A standard Eye Exam includes the following:

Visual Acuity Tests

  • Measures sharpness of your vision
  • Uses a projected eye chart to measure your distance visual acuity
  • A small hand-held acuity chart measures your near vision

Color Blindness Test

  • Checks your color vision to rule out color blindess
  • Can detect hereditary color vision deficiencies
  • Alert your eye doctor to possible eye health problems that may affect your color vision

Cover Test

  • Checks eye alignment
  • Your eye doctor will have you focus on a small object across the room and then he or she will cover each of your eyes alternately while you stare at the target
  • Can detect strabismus or a more subtle binocular vision problem that can could eye strain

Refraction

  • Determines your exact eyeglass prescription
  • Your doctor will put an instrument called a phoropter in front of your eyes and shows you a series of lens choices, then asks which of the two lenses in each choice looks clearer
  • The refraction determines your level of hyperopia (farsightedness), myopia (nearsightedness), astigmatism and presbyopia

Autorefractors and Aberrometers

  • Your eye doctor also may use an autorefractor or aberrometer to automatically determine your prescription
  • An autorefractor, like a manual refraction, determines the lens power required to accurately focus light on your retina
  • Useful in certain cases such as evaluating young children who may not sit still, pay attention or interact with the eye doctor adequately for an accurate manual refraction

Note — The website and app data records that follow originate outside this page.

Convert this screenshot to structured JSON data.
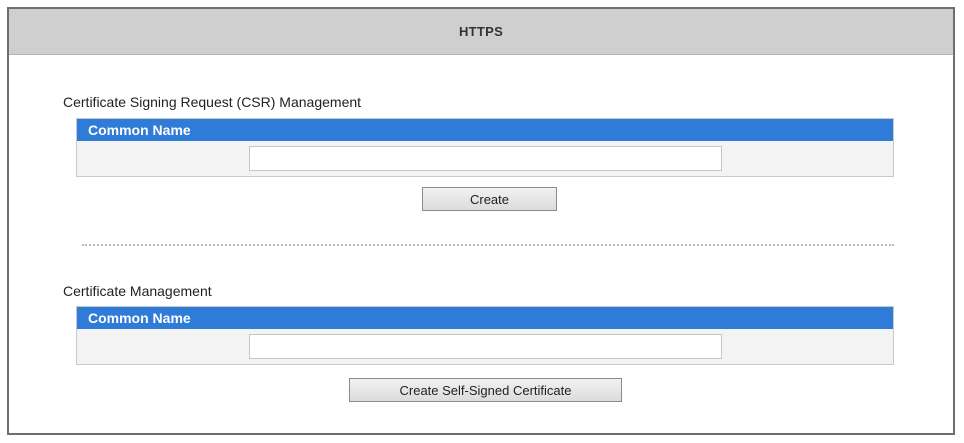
{
  "header": {
    "title": "HTTPS"
  },
  "csr_section": {
    "title": "Certificate Signing Request (CSR) Management",
    "table_header": "Common Name",
    "common_name_value": "",
    "button_label": "Create"
  },
  "cert_section": {
    "title": "Certificate Management",
    "table_header": "Common Name",
    "common_name_value": "",
    "button_label": "Create Self-Signed Certificate"
  },
  "colors": {
    "header_bg": "#cfcfcf",
    "table_header_bg": "#2f7bd8",
    "border": "#6e6e6e"
  }
}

Slit-Lamp Examination

  • The slit lamp is an instrument that the eye doctor uses to examine the health of your eyes
  • Your doctor will place your chin on the chin rest of the slit lamp and will look through a set of oculars to examine each part of your eye
  • Allows your eye doctor to get a highly magnified view of the structures of your eye to thoroughly evaluate your eye health and detect any signs of infection or disease

The Glaucoma Test

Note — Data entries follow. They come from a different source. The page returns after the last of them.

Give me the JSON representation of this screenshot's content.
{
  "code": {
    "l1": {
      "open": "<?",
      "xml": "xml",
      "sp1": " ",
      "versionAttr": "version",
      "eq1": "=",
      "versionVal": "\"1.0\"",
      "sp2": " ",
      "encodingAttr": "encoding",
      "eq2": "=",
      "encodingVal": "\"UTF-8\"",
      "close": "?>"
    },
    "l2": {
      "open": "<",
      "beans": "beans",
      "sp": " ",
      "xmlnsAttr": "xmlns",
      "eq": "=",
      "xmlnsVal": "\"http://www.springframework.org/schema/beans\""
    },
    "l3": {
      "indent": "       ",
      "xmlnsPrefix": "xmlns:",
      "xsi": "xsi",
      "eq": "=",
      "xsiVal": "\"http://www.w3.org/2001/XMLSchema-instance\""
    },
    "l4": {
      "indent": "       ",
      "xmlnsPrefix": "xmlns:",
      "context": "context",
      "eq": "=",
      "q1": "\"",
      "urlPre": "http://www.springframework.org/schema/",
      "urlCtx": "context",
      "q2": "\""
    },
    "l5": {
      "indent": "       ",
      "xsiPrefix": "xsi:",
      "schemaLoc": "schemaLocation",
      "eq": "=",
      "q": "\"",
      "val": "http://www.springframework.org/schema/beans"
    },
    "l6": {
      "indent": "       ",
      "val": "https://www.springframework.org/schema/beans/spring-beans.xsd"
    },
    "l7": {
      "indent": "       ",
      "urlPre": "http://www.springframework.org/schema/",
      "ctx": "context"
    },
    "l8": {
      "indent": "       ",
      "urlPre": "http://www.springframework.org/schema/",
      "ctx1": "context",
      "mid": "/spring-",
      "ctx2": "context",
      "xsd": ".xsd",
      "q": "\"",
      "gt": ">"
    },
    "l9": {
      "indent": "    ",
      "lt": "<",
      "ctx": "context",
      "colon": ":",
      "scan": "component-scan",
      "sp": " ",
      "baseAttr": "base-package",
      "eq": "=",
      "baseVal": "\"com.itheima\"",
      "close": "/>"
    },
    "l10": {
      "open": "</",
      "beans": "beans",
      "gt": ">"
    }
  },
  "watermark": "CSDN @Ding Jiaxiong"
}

  • Glaucoma tests have several variations, all designed to measure the pressure inside your eyes
  • In one type of Glaucoma test, your eye doctor will put yellow eye drops in your eye to numb it then have you stare straight ahead into the slit lamp to measure your pressure
  • Routine eye exams that include tonometry are essential to rule out early signs of glaucoma and protect your eyesight

  • To obtain a better view of the eye’s internal structures, your eye doctor instills dilating drops to enlarge your pupils
  • Once the drops have taken effect, your eye doctor will use various instruments to look inside your eyes
  • Pupil dilation is very important for people with risk factors for eye disease, because it allows for the most thorough evaluation of the health of the inside of your eyes

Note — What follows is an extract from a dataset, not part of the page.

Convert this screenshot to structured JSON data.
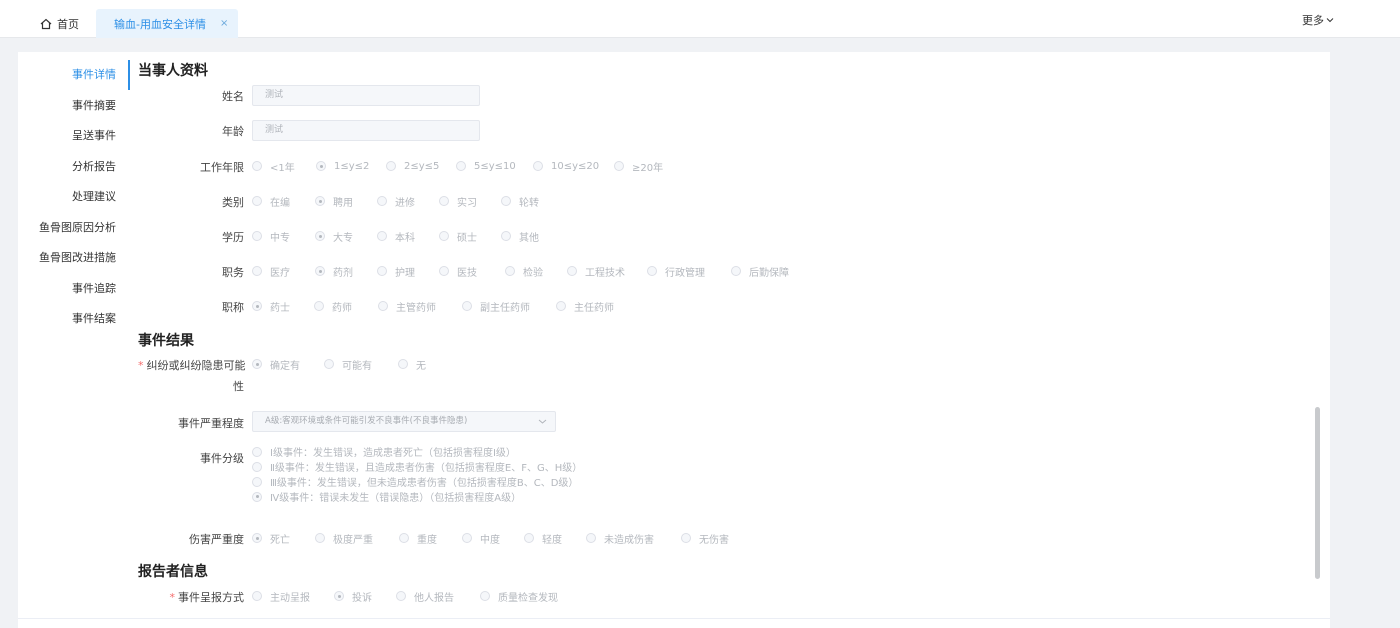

Our offices are available for all inquires, call today and schedule an appointment or speak to our knowledgeable staff at 860-233-2020.